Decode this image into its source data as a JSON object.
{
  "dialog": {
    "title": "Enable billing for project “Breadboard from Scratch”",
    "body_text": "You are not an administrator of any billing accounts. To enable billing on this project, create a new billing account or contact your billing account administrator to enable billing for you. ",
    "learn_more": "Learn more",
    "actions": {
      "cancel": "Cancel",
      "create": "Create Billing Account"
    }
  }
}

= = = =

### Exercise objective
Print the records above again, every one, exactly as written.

### Solution to this task
Decode this image into its source data as a JSON object.
{
  "dialog": {
    "title": "Enable billing for project “Breadboard from Scratch”",
    "body_text": "You are not an administrator of any billing accounts. To enable billing on this project, create a new billing account or contact your billing account administrator to enable billing for you. ",
    "learn_more": "Learn more",
    "actions": {
      "cancel": "Cancel",
      "create": "Create Billing Account"
    }
  }
}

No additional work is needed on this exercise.